Political parties often put forward radical housing policies when they are in opposition.
And the latest proposal from the Labour Party certainly counts as a fundamental change in the housing market.
Revolutionised property market
Shadow Chancellor John McDonnell has suggested introducing a right-to-buy scheme that would pave the way for private tenants to buy the home they rent from their landlord.
There are an estimated 2.6 million private landlords in the UK.
The original right-to-buy scheme was introduced in the early 1980s by the first Thatcher government, giving millions of council tenants the ability to buy their home and revolutionising the UK property market. However, it's now estimated that 40 percent of council homes sold under right-to-buy are now owned by private landlords.
Mr McDonnell told the Financial Times that tenants could be allowed to buy the home they rent at less than market value.
He added: "You'd want to establish what is a reasonable price, you can establish that and then becomes the right to buy. You [the government] set the criteria. I don't think it's complicated.
"We've got a large number of landlords who are not maintaining these properties and are causing overcrowding and these problems."
'Moment of reckoning'
However, the proposal has sparked a fierce reaction against the idea from associations representing landlords.
ARLA is the professional and regulatory body for letting agencies, with more than 9,000 members.

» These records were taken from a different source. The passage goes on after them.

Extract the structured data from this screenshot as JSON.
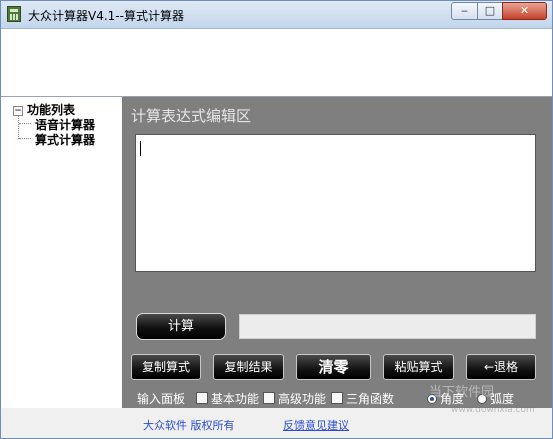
{
  "window": {
    "title": "大众计算器V4.1--算式计算器",
    "controls": {
      "minimize": "‒",
      "maximize": "□",
      "close": "✕"
    }
  },
  "sidebar": {
    "root": {
      "expander": "−",
      "label": "功能列表"
    },
    "items": [
      {
        "label": "语音计算器"
      },
      {
        "label": "算式计算器"
      }
    ]
  },
  "main": {
    "editor_title": "计算表达式编辑区",
    "editor_value": "",
    "calc_button": "计算",
    "result_value": "",
    "buttons": {
      "copy_expr": "复制算式",
      "copy_result": "复制结果",
      "clear": "清零",
      "paste_expr": "粘贴算式",
      "backspace": "←退格"
    },
    "options": {
      "input_panel_label": "输入面板",
      "basic": "基本功能",
      "advanced": "高级功能",
      "trig": "三角函数",
      "degree": "角度",
      "radian": "弧度"
    }
  },
  "footer": {
    "copyright": "大众软件 版权所有",
    "feedback": "反馈意见建议"
  },
  "watermark": {
    "text": "当下软件园",
    "url": "www.downxia.com"
  }
}
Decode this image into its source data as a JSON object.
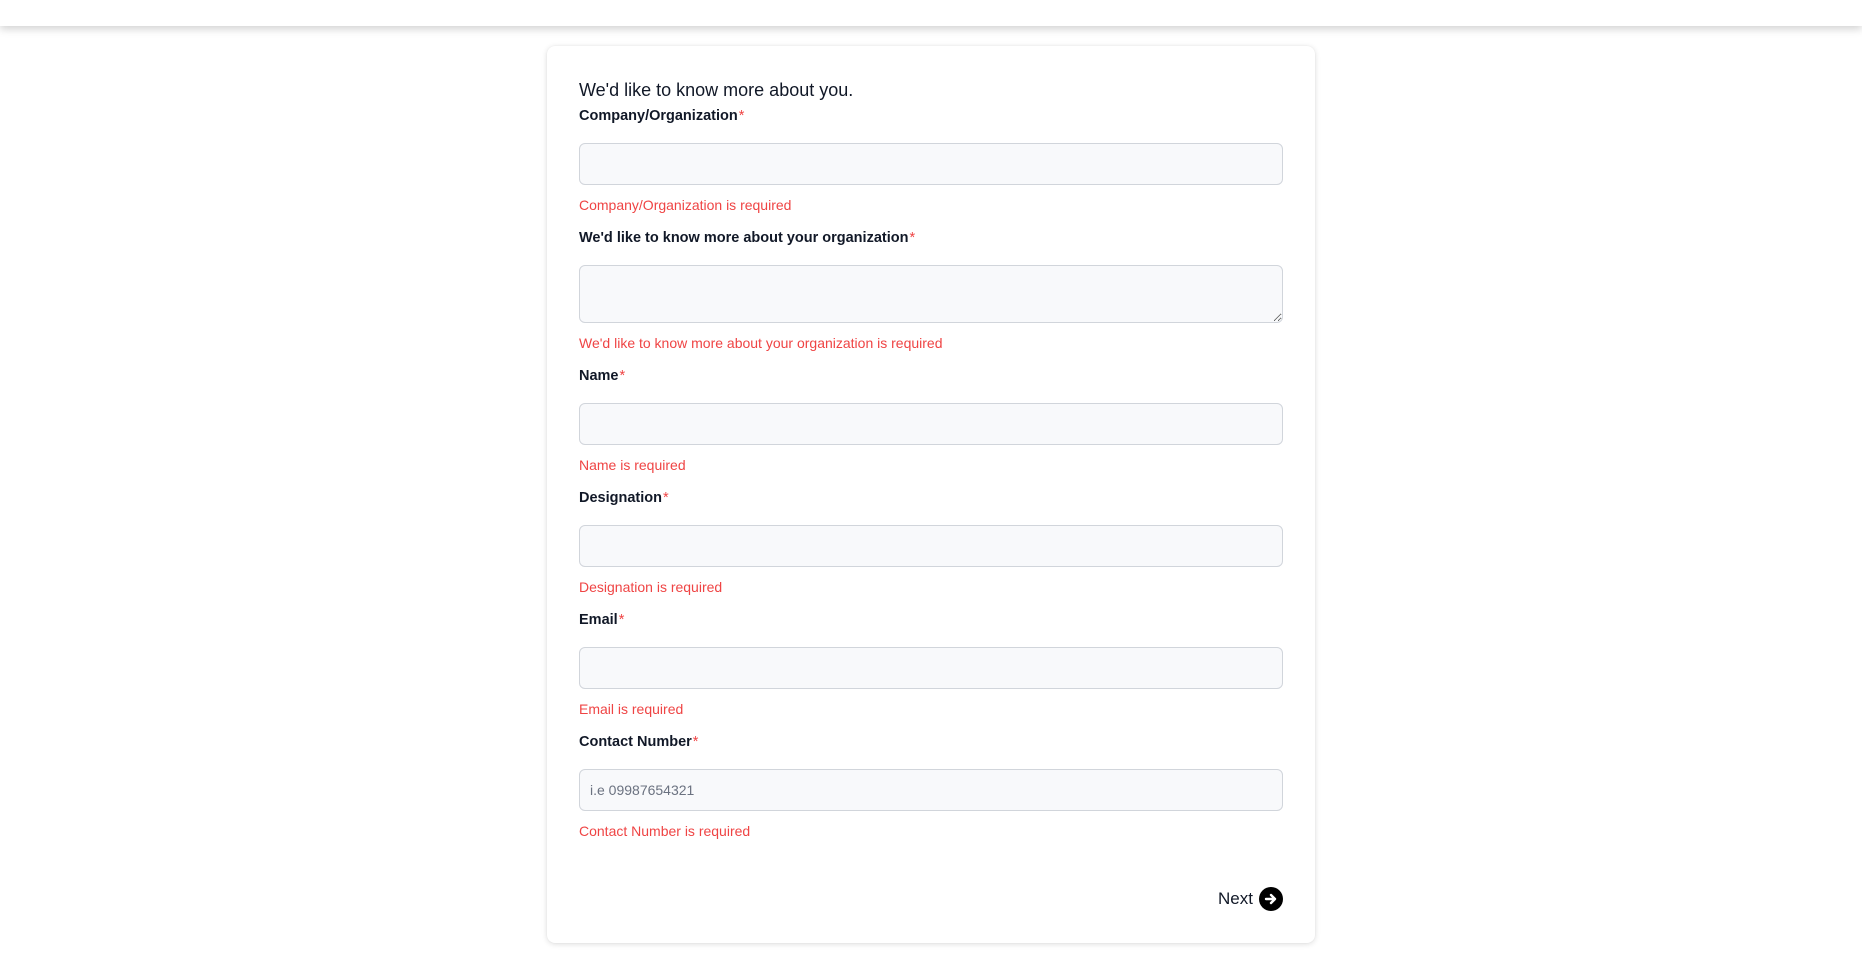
{
  "form": {
    "title": "We'd like to know more about you.",
    "required_marker": "*",
    "fields": [
      {
        "label": "Company/Organization",
        "value": "",
        "placeholder": "",
        "error": "Company/Organization is required"
      },
      {
        "label": "We'd like to know more about your organization",
        "value": "",
        "placeholder": "",
        "error": "We'd like to know more about your organization is required"
      },
      {
        "label": "Name",
        "value": "",
        "placeholder": "",
        "error": "Name is required"
      },
      {
        "label": "Designation",
        "value": "",
        "placeholder": "",
        "error": "Designation is required"
      },
      {
        "label": "Email",
        "value": "",
        "placeholder": "",
        "error": "Email is required"
      },
      {
        "label": "Contact Number",
        "value": "",
        "placeholder": "i.e 09987654321",
        "error": "Contact Number is required"
      }
    ],
    "next_label": "Next",
    "next_icon": "arrow-right-circle-icon"
  },
  "colors": {
    "error": "#ef4444",
    "input_bg": "#f8f9fb",
    "input_border": "#d1d5db",
    "text": "#111827"
  }
}
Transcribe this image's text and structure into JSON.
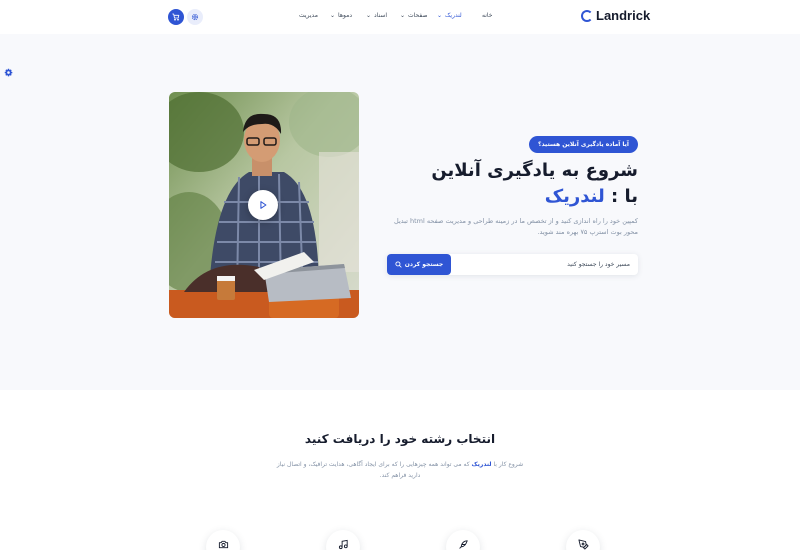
{
  "header": {
    "logo_text": "Landrick",
    "nav": [
      {
        "label": "خانه"
      },
      {
        "label": "لندریک"
      },
      {
        "label": "صفحات"
      },
      {
        "label": "اسناد"
      },
      {
        "label": "دموها"
      },
      {
        "label": "مدیریت"
      }
    ],
    "cart_icon": "cart-icon",
    "settings_icon": "gear-icon"
  },
  "hero": {
    "badge": "آیا آماده یادگیری آنلاین هستید؟",
    "title_line1": "شروع به یادگیری آنلاین",
    "title_line2_prefix": "با : ",
    "title_line2_brand": "لندریک",
    "lead": "کمپین خود را راه اندازی کنید و از تخصص ما در زمینه طراحی و مدیریت صفحه html تبدیل محور بوت استرپ ۷۵ بهره مند شوید.",
    "search": {
      "placeholder": "مسیر خود را جستجو کنید",
      "button_label": "جستجو کردن"
    },
    "play_icon": "play-icon",
    "colors": {
      "accent": "#2f55d4",
      "hero_bg": "#f8f9fc"
    }
  },
  "section": {
    "title": "انتخاب رشته خود را دریافت کنید",
    "desc_before": "شروع کار با ",
    "desc_brand": "لندریک",
    "desc_after": " که می تواند همه چیزهایی را که برای ایجاد آگاهی، هدایت ترافیک، و اتصال نیاز دارید فراهم کند."
  },
  "features": [
    {
      "icon": "camera-icon"
    },
    {
      "icon": "music-icon"
    },
    {
      "icon": "feather-icon"
    },
    {
      "icon": "pen-tool-icon"
    }
  ]
}
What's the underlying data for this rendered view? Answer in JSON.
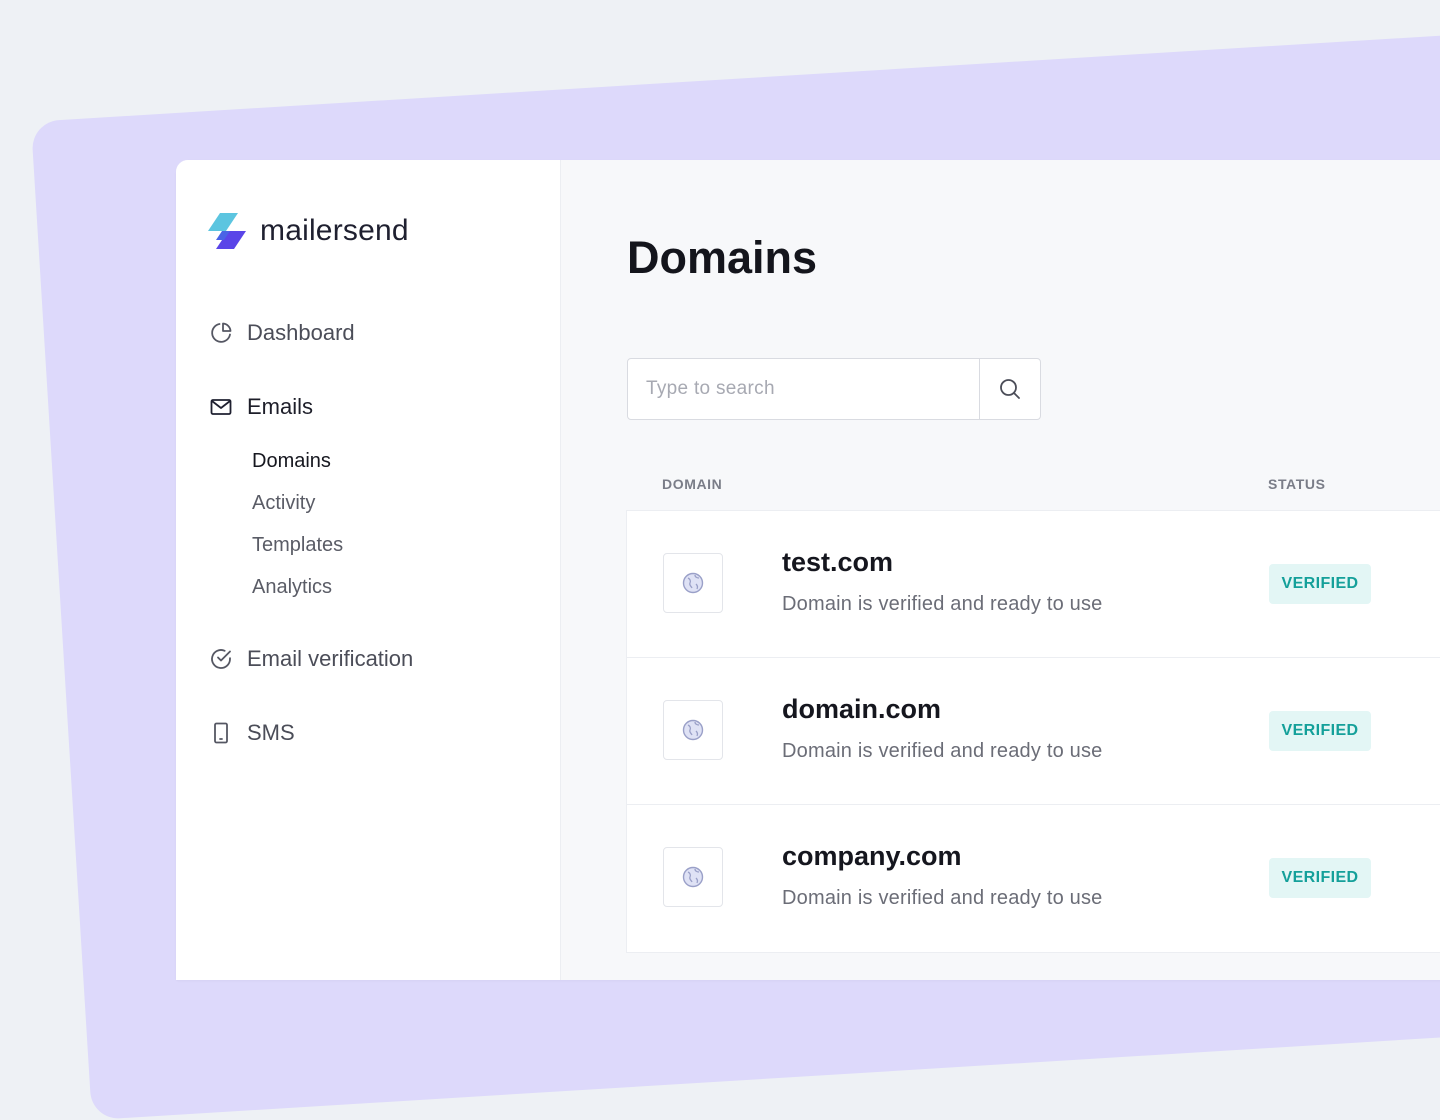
{
  "brand": {
    "name": "mailersend",
    "accent": "#6a4cf5",
    "accent2": "#3fb8d9"
  },
  "sidebar": {
    "items": [
      {
        "label": "Dashboard",
        "icon": "pie-chart-icon"
      },
      {
        "label": "Emails",
        "icon": "mail-icon",
        "active": true,
        "subitems": [
          {
            "label": "Domains",
            "active": true
          },
          {
            "label": "Activity"
          },
          {
            "label": "Templates"
          },
          {
            "label": "Analytics"
          }
        ]
      },
      {
        "label": "Email verification",
        "icon": "check-circle-icon"
      },
      {
        "label": "SMS",
        "icon": "phone-icon"
      }
    ]
  },
  "main": {
    "title": "Domains",
    "search": {
      "placeholder": "Type to search",
      "value": ""
    },
    "table": {
      "headers": {
        "domain": "DOMAIN",
        "status": "STATUS"
      },
      "rows": [
        {
          "name": "test.com",
          "description": "Domain is verified and ready to use",
          "status": "VERIFIED"
        },
        {
          "name": "domain.com",
          "description": "Domain is verified and ready to use",
          "status": "VERIFIED"
        },
        {
          "name": "company.com",
          "description": "Domain is verified and ready to use",
          "status": "VERIFIED"
        }
      ]
    }
  },
  "colors": {
    "verified_bg": "#e3f6f5",
    "verified_text": "#14a09a",
    "decor": "#ddd9fb"
  }
}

In its response, ARLA said private landlords would face a moment of reckoning that would be "totemic" as the original right to buy policy.